But, certainly some changes are negative.

I'm a sloppy, unmannerly, and greedy eater.
I'm a sloppy, unmannerly, greasy dresser. Ha!
I'm beginning to be a sloppy, unmannerly, and dramatic english speaker.
I am, at times, less hopeful, more cynical, about this world and my dreams in it-about the reality of development and sustainable impacts in cross cultural work.

I guess only time will tell what we will take with us.


Easter Sunday with the Wesleyan church

Children's Sunday with the Pentecostal church

"Buffet" with the Mormon church

Faiva with the Church of Tonga (photo courtesy of the talented Mandi)

I guess it goes without saying that....we do church, a lot. :)

Thursday, May 9, 2013


Today, life changed. It's something I've been looking forward to, but, turns out, im sad. Light has finally come to the island of Nuapapu.

Mark told me time and again to appreciate our candle lit dinners....but have any of you ever tried to clean up a candle lit dinner with just candles? Its not easy!

I hope the stars still shine as bright.


I was never one who thought much about if or when it rains. I have always loved a loud storm, freshly baked cookies, and cuddling on the couch...but other than that....never cared.

In case you are wondering, our water supply on our little island comes from rain. Every house, or most, has a water tank, and some sort of gutter system going from the roof of their house, to the tank. We are no exception. However, because we live on the school compound, we share our tanks with the other two teachers, and all the students during the day. The rainy season in Tonga is from January-April, the dry season May-December. The last couple weeks, as we have neared the end of the rainy season, we began to take stock of our tanks. We were alarmed to find that one of them was almost empty, and the other was less than half full.

As we thought about all the buckets of water we use in any given drink, wash dishes, flush the toilet, bathe, cook with, water the garden...and don't even get me started on laundry....we began to get increasingly worried.

I've prayed for rain this last week. I've never really been someone who prayed about just seems presumptuous, somehow to me. But I prayed we wouldn't be consumed with worry about this. I prayed we would have everything we needed to live here for the next six months.

It's poured this week. I have definitely noticed.


Since we have arrived on our island (and I've heard, actually, for the last couple years), there have been a group of men coming and going who are working on providing every house here with solar power. The Japanese have gifted every building on every island in Vava'u, the gift of solar power.

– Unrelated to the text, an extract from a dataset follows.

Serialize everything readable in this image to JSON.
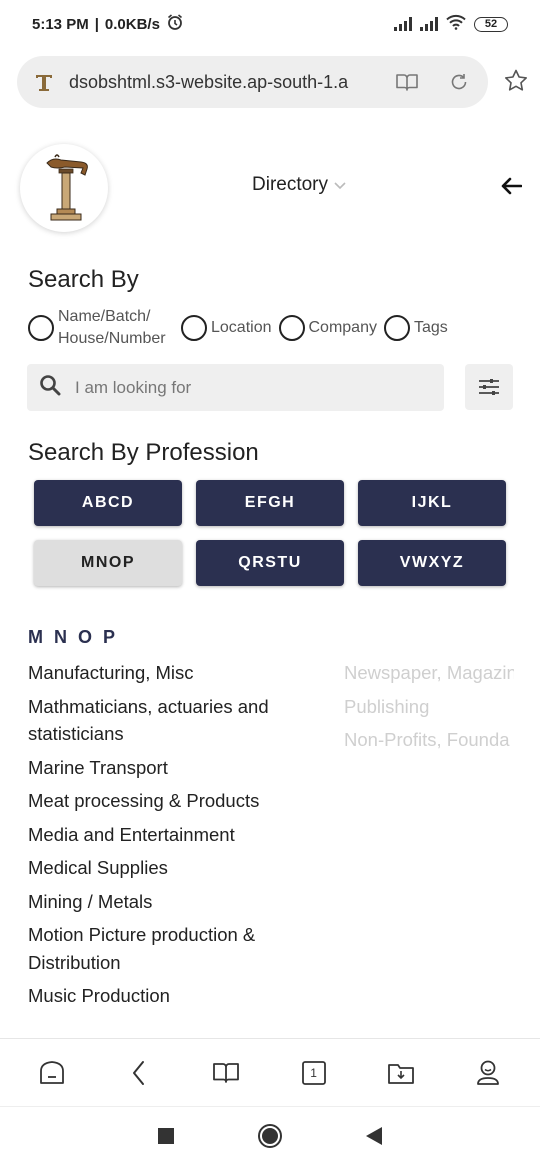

As I said before, it's here. And though, in some ways, Im a little sad ( because the mystery of the night is a little undone now), I am also happy. I'm happy because I won't have to cook and clean by candlelight. I'm happy to never again search for my contact case with a flashlight. I'm happy that, for the first time since living here, we might actually be able to use our phones to talk to people (if only we could improve the network!) as they will be charged. I'm happy that after 7 o'clock, I now still have the option to DO something, anything! Like read, or plan lessons, or practice my uke. Oh light, you wonderful thing!

When the solar was turned on last night, the kids were next door at night class. When they came out and saw the light they started a hootin and a hollerin. They danced in the light. They laughed. They moved their bodies in silly ways then took such pleasure in being told that they could be seen-because of the light. I stood and watched them, pleased by their joy.

They ran off and soon after Mark and I heard lots of loud noises. We went to investigate, and found a really beautiful thing. The lights in the town hall had been turned on, and a lot of people had gathered to celebrate, bask, enjoy. There was dancing and shouting and literal jumping for joy. There was hugging and kissing and laughing. Those who hadn't gathered at the hall participated by occasionally hollering, and playing the "Tongan drum" ( a piece of tin roofing and sticks). It was neat to see, humbling to be apart of.

If you have never stopped to wonder, or smile, or be thankful, that when you flick a switch, light floods your life, you should.